*Task to carry out*
Please copy each line in the records below that contains the string "title".

(Material shown)

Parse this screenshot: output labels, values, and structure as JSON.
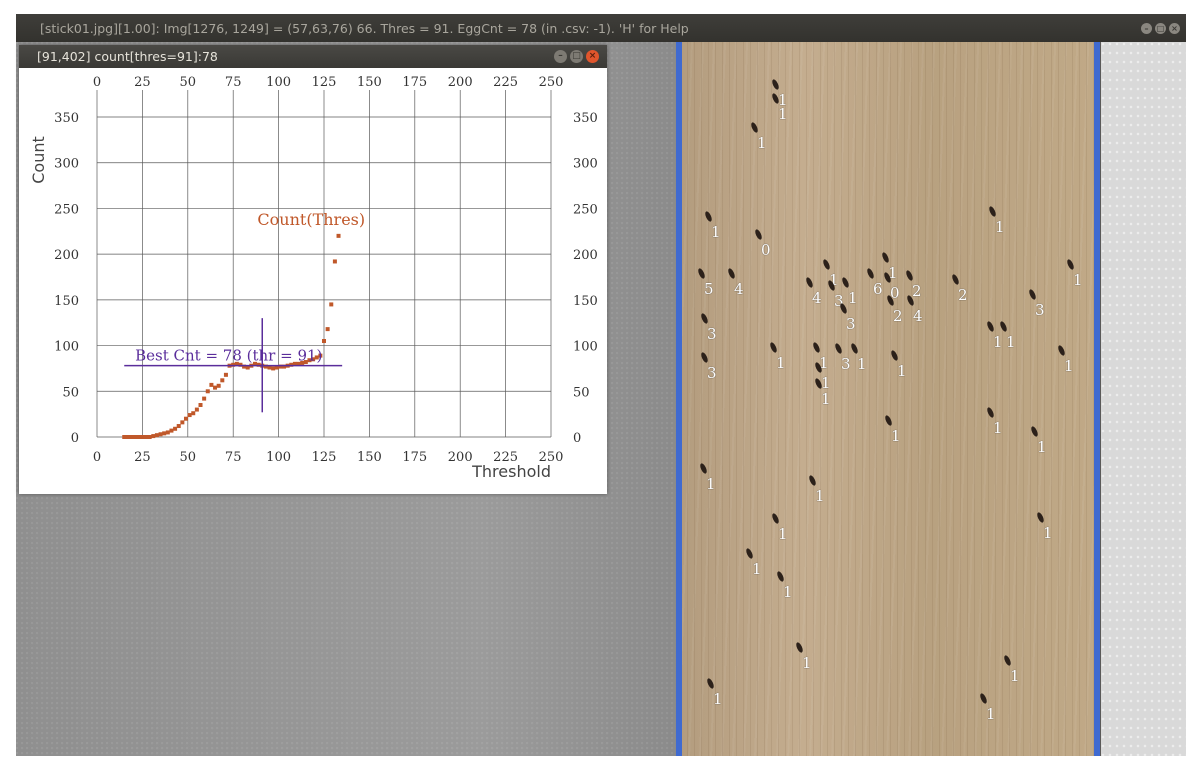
{
  "main_window": {
    "title": "[stick01.jpg][1.00]: Img[1276, 1249] = (57,63,76) 66.  Thres = 91.  EggCnt = 78 (in .csv: -1).  'H' for Help",
    "buttons": [
      "–",
      "□",
      "×"
    ]
  },
  "plot_window": {
    "title": "[91,402] count[thres=91]:78",
    "buttons": [
      "–",
      "□",
      "×"
    ]
  },
  "chart_data": {
    "type": "scatter",
    "title": "",
    "xlabel": "Threshold",
    "ylabel": "Count",
    "xlim": [
      0,
      250
    ],
    "ylim": [
      0,
      350
    ],
    "x_ticks": [
      0,
      25,
      50,
      75,
      100,
      125,
      150,
      175,
      200,
      225,
      250
    ],
    "y_ticks": [
      0,
      50,
      100,
      150,
      200,
      250,
      300,
      350
    ],
    "grid": true,
    "legend": "Count(Thres)",
    "annotation": "Best Cnt = 78 (thr = 91)",
    "crosshair": {
      "x": 91,
      "y": 78
    },
    "point_color": "#c0582a",
    "annotation_color": "#5a2d9b",
    "points": [
      [
        15,
        0
      ],
      [
        17,
        0
      ],
      [
        19,
        0
      ],
      [
        21,
        0
      ],
      [
        23,
        0
      ],
      [
        25,
        0
      ],
      [
        27,
        0
      ],
      [
        29,
        0
      ],
      [
        31,
        1
      ],
      [
        33,
        2
      ],
      [
        35,
        3
      ],
      [
        37,
        4
      ],
      [
        39,
        5
      ],
      [
        41,
        7
      ],
      [
        43,
        9
      ],
      [
        45,
        12
      ],
      [
        47,
        16
      ],
      [
        49,
        20
      ],
      [
        51,
        24
      ],
      [
        53,
        26
      ],
      [
        55,
        30
      ],
      [
        57,
        35
      ],
      [
        59,
        42
      ],
      [
        61,
        50
      ],
      [
        63,
        57
      ],
      [
        65,
        54
      ],
      [
        67,
        56
      ],
      [
        69,
        62
      ],
      [
        71,
        68
      ],
      [
        73,
        78
      ],
      [
        75,
        79
      ],
      [
        77,
        80
      ],
      [
        79,
        79
      ],
      [
        81,
        77
      ],
      [
        83,
        76
      ],
      [
        85,
        78
      ],
      [
        87,
        80
      ],
      [
        89,
        79
      ],
      [
        91,
        78
      ],
      [
        93,
        77
      ],
      [
        95,
        76
      ],
      [
        97,
        75
      ],
      [
        99,
        76
      ],
      [
        101,
        77
      ],
      [
        103,
        77
      ],
      [
        105,
        78
      ],
      [
        107,
        79
      ],
      [
        109,
        80
      ],
      [
        111,
        80
      ],
      [
        113,
        81
      ],
      [
        115,
        82
      ],
      [
        117,
        84
      ],
      [
        119,
        85
      ],
      [
        121,
        87
      ],
      [
        123,
        89
      ],
      [
        125,
        105
      ],
      [
        127,
        118
      ],
      [
        129,
        145
      ],
      [
        131,
        192
      ],
      [
        133,
        220
      ]
    ]
  },
  "eggs": [
    {
      "x": 778,
      "y": 93,
      "label": "1"
    },
    {
      "x": 778,
      "y": 107,
      "label": "1"
    },
    {
      "x": 757,
      "y": 136,
      "label": "1"
    },
    {
      "x": 711,
      "y": 225,
      "label": "1"
    },
    {
      "x": 761,
      "y": 243,
      "label": "0"
    },
    {
      "x": 995,
      "y": 220,
      "label": "1"
    },
    {
      "x": 704,
      "y": 282,
      "label": "5"
    },
    {
      "x": 734,
      "y": 282,
      "label": "4"
    },
    {
      "x": 829,
      "y": 273,
      "label": "1"
    },
    {
      "x": 812,
      "y": 291,
      "label": "4"
    },
    {
      "x": 834,
      "y": 294,
      "label": "3"
    },
    {
      "x": 848,
      "y": 291,
      "label": "1"
    },
    {
      "x": 873,
      "y": 282,
      "label": "6"
    },
    {
      "x": 888,
      "y": 266,
      "label": "1"
    },
    {
      "x": 890,
      "y": 286,
      "label": "0"
    },
    {
      "x": 912,
      "y": 284,
      "label": "2"
    },
    {
      "x": 958,
      "y": 288,
      "label": "2"
    },
    {
      "x": 1073,
      "y": 273,
      "label": "1"
    },
    {
      "x": 1035,
      "y": 303,
      "label": "3"
    },
    {
      "x": 893,
      "y": 309,
      "label": "2"
    },
    {
      "x": 913,
      "y": 309,
      "label": "4"
    },
    {
      "x": 846,
      "y": 317,
      "label": "3"
    },
    {
      "x": 707,
      "y": 327,
      "label": "3"
    },
    {
      "x": 993,
      "y": 335,
      "label": "1"
    },
    {
      "x": 1006,
      "y": 335,
      "label": "1"
    },
    {
      "x": 776,
      "y": 356,
      "label": "1"
    },
    {
      "x": 819,
      "y": 356,
      "label": "1"
    },
    {
      "x": 841,
      "y": 357,
      "label": "3"
    },
    {
      "x": 857,
      "y": 357,
      "label": "1"
    },
    {
      "x": 897,
      "y": 364,
      "label": "1"
    },
    {
      "x": 1064,
      "y": 359,
      "label": "1"
    },
    {
      "x": 707,
      "y": 366,
      "label": "3"
    },
    {
      "x": 821,
      "y": 376,
      "label": "1"
    },
    {
      "x": 821,
      "y": 392,
      "label": "1"
    },
    {
      "x": 891,
      "y": 429,
      "label": "1"
    },
    {
      "x": 993,
      "y": 421,
      "label": "1"
    },
    {
      "x": 1037,
      "y": 440,
      "label": "1"
    },
    {
      "x": 706,
      "y": 477,
      "label": "1"
    },
    {
      "x": 815,
      "y": 489,
      "label": "1"
    },
    {
      "x": 1043,
      "y": 526,
      "label": "1"
    },
    {
      "x": 778,
      "y": 527,
      "label": "1"
    },
    {
      "x": 752,
      "y": 562,
      "label": "1"
    },
    {
      "x": 783,
      "y": 585,
      "label": "1"
    },
    {
      "x": 802,
      "y": 656,
      "label": "1"
    },
    {
      "x": 1010,
      "y": 669,
      "label": "1"
    },
    {
      "x": 713,
      "y": 692,
      "label": "1"
    },
    {
      "x": 986,
      "y": 707,
      "label": "1"
    }
  ]
}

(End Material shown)

*Result below*
    "title": "[stick01.jpg][1.00]: Img[1276, 1249] = (57,63,76) 66.  Thres = 91.  EggCnt = 78 (in .csv: -1).  'H' for Help",
    "title": "[91,402] count[thres=91]:78",
    "title": "",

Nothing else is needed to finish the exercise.